I was particularly excited by the series of concerts I had planned for the winter/spring of 1999. February started off with the Dick Johnson Quartet. Dick was a true icon in the Boston area, a premier reed player- master of the clarinet, saxophones and flute. Artie Shaw had personally chosen Dick to direct the Artie Show Big Band when he retired- quite an honor- and one that Dick accepted with his usual modesty.
Dick brought sparkle and warmth to any performance- always smiling and always very appreciative of the audience. It was obvious how much he really loved to play. Joining him that night were Paul Schmeling on piano, his son Gary Johnson on drums and Marshall Wood on bass.
Gray Sargent was on tour with Tony Bennett and was generally unavailable for most local events. However, Tony had given his musicians a brief time off in February and March; although I didn’t have much advanced notice I was able to book the hall at Lasell for an extra concert in March. Gray played in a trio format with Marshall Wood on bass and Les Harris, Jr. on drums. Gray gave the audience two full sets of music;I felt he would have been happy to play even longer. When in charge of his own group he could really stretch out. He especially liked to challenge his fellow musicians by calling a whole variety of tunes, including some obscure ones. Both Marshall and Les were up to the challenge that night. Here is the trio’s rendition of “I want to be happy” by composer Vincent Youmans and lyricist Irving Caesar. https://www.youtube.com/watch?v=5M-eTCpoEcA&feature=youtube_gdata
A week later the Tim Ray Quartet presented “Happy Birthday Duke Ellington” – a celebration of the Duke’s 100th birthday. With Tim were Marshall Wood on bass, George Schuller on drums and special guest Herb Pomeroy on trumpet.

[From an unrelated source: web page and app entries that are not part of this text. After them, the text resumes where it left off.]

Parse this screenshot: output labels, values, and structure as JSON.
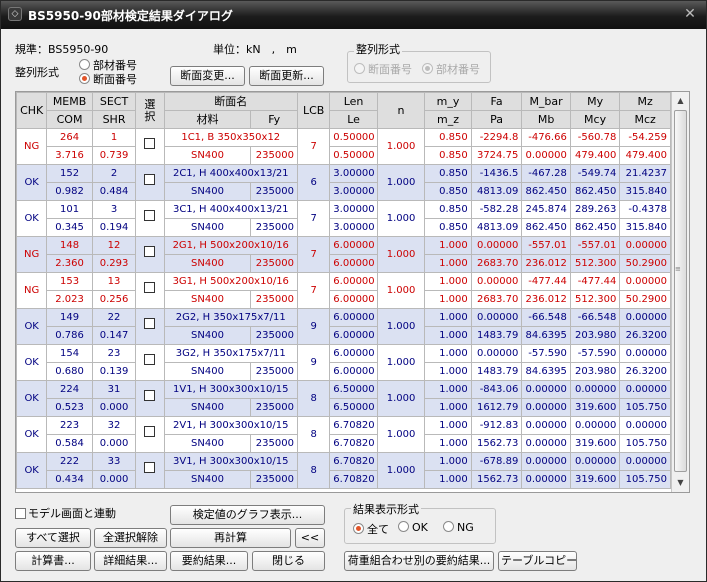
{
  "window": {
    "title": "BS5950-90部材検定結果ダイアログ",
    "close_glyph": "✕"
  },
  "info": {
    "code_label": "規準：BS5950-90",
    "unit_label": "単位：kN　,　m"
  },
  "sort_left": {
    "label": "整列形式",
    "option1": "部材番号",
    "option2": "断面番号",
    "selected": "断面番号"
  },
  "buttons_top": {
    "section_change": "断面変更...",
    "section_update": "断面更新..."
  },
  "sort_right": {
    "label": "整列形式",
    "option1": "断面番号",
    "option2": "部材番号",
    "selected": "部材番号",
    "disabled": true
  },
  "headers": {
    "chk": "CHK",
    "memb": "MEMB",
    "sect": "SECT",
    "com": "COM",
    "shr": "SHR",
    "select": "選\n択",
    "section_name": "断面名",
    "material": "材料",
    "fy": "Fy",
    "lcb": "LCB",
    "len": "Len",
    "le": "Le",
    "n": "n",
    "m_y": "m_y",
    "m_z": "m_z",
    "fa": "Fa",
    "pa": "Pa",
    "m_bar": "M_bar",
    "mb": "Mb",
    "my": "My",
    "mcy": "Mcy",
    "mz": "Mz",
    "mcz": "Mcz"
  },
  "rows": [
    {
      "chk": "NG",
      "memb": "264",
      "sect": "1",
      "com": "3.716",
      "shr": "0.739",
      "section": "1C1, B 350x350x12",
      "material": "SN400",
      "fy": "235000",
      "lcb": "7",
      "len": "0.50000",
      "le": "0.50000",
      "n": "1.000",
      "m_y": "0.850",
      "m_z": "0.850",
      "fa": "-2294.8",
      "pa": "3724.75",
      "m_bar": "-476.66",
      "mb": "0.00000",
      "my": "-560.78",
      "mcy": "479.400",
      "mz": "-54.259",
      "mcz": "479.400"
    },
    {
      "chk": "OK",
      "memb": "152",
      "sect": "2",
      "com": "0.982",
      "shr": "0.484",
      "section": "2C1, H 400x400x13/21",
      "material": "SN400",
      "fy": "235000",
      "lcb": "6",
      "len": "3.00000",
      "le": "3.00000",
      "n": "1.000",
      "m_y": "0.850",
      "m_z": "0.850",
      "fa": "-1436.5",
      "pa": "4813.09",
      "m_bar": "-467.28",
      "mb": "862.450",
      "my": "-549.74",
      "mcy": "862.450",
      "mz": "21.4237",
      "mcz": "315.840"
    },
    {
      "chk": "OK",
      "memb": "101",
      "sect": "3",
      "com": "0.345",
      "shr": "0.194",
      "section": "3C1, H 400x400x13/21",
      "material": "SN400",
      "fy": "235000",
      "lcb": "7",
      "len": "3.00000",
      "le": "3.00000",
      "n": "1.000",
      "m_y": "0.850",
      "m_z": "0.850",
      "fa": "-582.28",
      "pa": "4813.09",
      "m_bar": "245.874",
      "mb": "862.450",
      "my": "289.263",
      "mcy": "862.450",
      "mz": "-0.4378",
      "mcz": "315.840"
    },
    {
      "chk": "NG",
      "memb": "148",
      "sect": "12",
      "com": "2.360",
      "shr": "0.293",
      "section": "2G1, H 500x200x10/16",
      "material": "SN400",
      "fy": "235000",
      "lcb": "7",
      "len": "6.00000",
      "le": "6.00000",
      "n": "1.000",
      "m_y": "1.000",
      "m_z": "1.000",
      "fa": "0.00000",
      "pa": "2683.70",
      "m_bar": "-557.01",
      "mb": "236.012",
      "my": "-557.01",
      "mcy": "512.300",
      "mz": "0.00000",
      "mcz": "50.2900"
    },
    {
      "chk": "NG",
      "memb": "153",
      "sect": "13",
      "com": "2.023",
      "shr": "0.256",
      "section": "3G1, H 500x200x10/16",
      "material": "SN400",
      "fy": "235000",
      "lcb": "7",
      "len": "6.00000",
      "le": "6.00000",
      "n": "1.000",
      "m_y": "1.000",
      "m_z": "1.000",
      "fa": "0.00000",
      "pa": "2683.70",
      "m_bar": "-477.44",
      "mb": "236.012",
      "my": "-477.44",
      "mcy": "512.300",
      "mz": "0.00000",
      "mcz": "50.2900"
    },
    {
      "chk": "OK",
      "memb": "149",
      "sect": "22",
      "com": "0.786",
      "shr": "0.147",
      "section": "2G2, H 350x175x7/11",
      "material": "SN400",
      "fy": "235000",
      "lcb": "9",
      "len": "6.00000",
      "le": "6.00000",
      "n": "1.000",
      "m_y": "1.000",
      "m_z": "1.000",
      "fa": "0.00000",
      "pa": "1483.79",
      "m_bar": "-66.548",
      "mb": "84.6395",
      "my": "-66.548",
      "mcy": "203.980",
      "mz": "0.00000",
      "mcz": "26.3200"
    },
    {
      "chk": "OK",
      "memb": "154",
      "sect": "23",
      "com": "0.680",
      "shr": "0.139",
      "section": "3G2, H 350x175x7/11",
      "material": "SN400",
      "fy": "235000",
      "lcb": "9",
      "len": "6.00000",
      "le": "6.00000",
      "n": "1.000",
      "m_y": "1.000",
      "m_z": "1.000",
      "fa": "0.00000",
      "pa": "1483.79",
      "m_bar": "-57.590",
      "mb": "84.6395",
      "my": "-57.590",
      "mcy": "203.980",
      "mz": "0.00000",
      "mcz": "26.3200"
    },
    {
      "chk": "OK",
      "memb": "224",
      "sect": "31",
      "com": "0.523",
      "shr": "0.000",
      "section": "1V1, H 300x300x10/15",
      "material": "SN400",
      "fy": "235000",
      "lcb": "8",
      "len": "6.50000",
      "le": "6.50000",
      "n": "1.000",
      "m_y": "1.000",
      "m_z": "1.000",
      "fa": "-843.06",
      "pa": "1612.79",
      "m_bar": "0.00000",
      "mb": "0.00000",
      "my": "0.00000",
      "mcy": "319.600",
      "mz": "0.00000",
      "mcz": "105.750"
    },
    {
      "chk": "OK",
      "memb": "223",
      "sect": "32",
      "com": "0.584",
      "shr": "0.000",
      "section": "2V1, H 300x300x10/15",
      "material": "SN400",
      "fy": "235000",
      "lcb": "8",
      "len": "6.70820",
      "le": "6.70820",
      "n": "1.000",
      "m_y": "1.000",
      "m_z": "1.000",
      "fa": "-912.83",
      "pa": "1562.73",
      "m_bar": "0.00000",
      "mb": "0.00000",
      "my": "0.00000",
      "mcy": "319.600",
      "mz": "0.00000",
      "mcz": "105.750"
    },
    {
      "chk": "OK",
      "memb": "222",
      "sect": "33",
      "com": "0.434",
      "shr": "0.000",
      "section": "3V1, H 300x300x10/15",
      "material": "SN400",
      "fy": "235000",
      "lcb": "8",
      "len": "6.70820",
      "le": "6.70820",
      "n": "1.000",
      "m_y": "1.000",
      "m_z": "1.000",
      "fa": "-678.89",
      "pa": "1562.73",
      "m_bar": "0.00000",
      "mb": "0.00000",
      "my": "0.00000",
      "mcy": "319.600",
      "mz": "0.00000",
      "mcz": "105.750"
    }
  ],
  "bottom": {
    "link_model": "モデル画面と連動",
    "graph_button": "検定値のグラフ表示...",
    "select_all": "すべて選択",
    "deselect_all": "全選択解除",
    "recalc": "再計算",
    "collapse": "<<",
    "calc_sheet": "計算書...",
    "detail": "詳細結果...",
    "summary": "要約結果...",
    "close": "閉じる",
    "combo_summary": "荷重組合わせ別の要約結果...",
    "copy_table": "テーブルコピー"
  },
  "result_filter": {
    "label": "結果表示形式",
    "all": "全て",
    "ok": "OK",
    "ng": "NG",
    "selected": "全て"
  },
  "colors": {
    "ng_text": "#cc0000",
    "ok_text": "#000080",
    "shade": "#dbe1f2",
    "titlebar": "#1c1c1c",
    "radio_on": "#e2552a"
  }
}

April featured another saxophonist- Cercie Miller. Her quartet included Bob Savine on drums, Dave Clark on bass and Tim Ray on piano. The jazz quiz that night featured questions about women in jazz.
The answers are at the end of the post.
The last concert of the season featured the Bill Pierce Quartet with Bill on tenor and soprano saxophones, Conseulo Candelaria on piano, Ron Savage on drums and Ron Mahdi on bass. If you listen carefully you can Bill counting out the rhythm by snapping his fingers at the beginning of this hard-swinging version of Ellington’s “Take the A-train.” https://www.youtube.com/watch?v=hw7MdqjxSTA&feature=youtube_gdata There is a totally different mood in Strayhorn’s “Prelude to a Kiss” where Bill shows his more romantic side. https://www.youtube.com/edit?o=U&video_id=IPboRwSw48k
It turned out that the spring of 1999 marked the end of our stay at Lasell College. The school administration planned to build senior housing on the campus which later became known as Lasell Village. Initially I thought the project would provide us with a built-in audience for our concerts. However, the school decided to locate the project’s marketing department in the Yamawaki Art and Cultural Center and convert the performance hall into office space. Therefore, in the midst of a highly successful spring series I was frantically searching for a new venue.
I looked at a multitude of places, or at least it seemed that way at the time: various churches, private schools and a middle school in Newton. In the end I chose the Episcopal Church on Highland Avenue in Needham. The church was on a main street, very easy to find. There was parking across the street in the Needham library lot. The basement hall had a stage, a good piano and could accommodate about 200 people. There was a full kitchen in the back of the room and very nice bathrooms nearby. There was even storage space so that we could leave some supplies there.
In the back of my mind was an old dream of having table seating and a cabaret atmosphere. I had tried that setup at Pine Manor but had to abandon the tables because they used up too much room. The church hall, however, would be large enough. I bought dozens of battery operated candles so that when the lights were turned off it would look as if real candles were on each table.
The major negative about the venue was that the church was not in Newton where I received Art Council support. However, I was the best alternative available I could find and afford.
How much the change would affect the audience only time would tell. As before I was plagued by the question- would the audience transition again to a new location?
Jazz Quiz answers
1.Ina Rae Hutton and her Mellodears, the Sweethearts of Rhythm
2. Some Like it Hot.
3. Ella Fitzgerald and the Chick Webb Orchestra.
4. Lil Hardin was Louis Armstrong’s third wife
Trombonist and arranger Melba Liston, pianist
Pianist and Singer Shirley Horn
Singer and composer Peggy Lee.
saxophonists Cercie Miller
Pianist, composer and arranger, leader Toshiko Akiyoshi
Canadian born pianist to Singer Diana Krall
Singer who said she didn’t sing jazz is Mahalia Jackson
Radio jazz show host is the late Mary McPartland.
5. Terry Lynn Carrington.
6. Leonard Bernstein, On The Town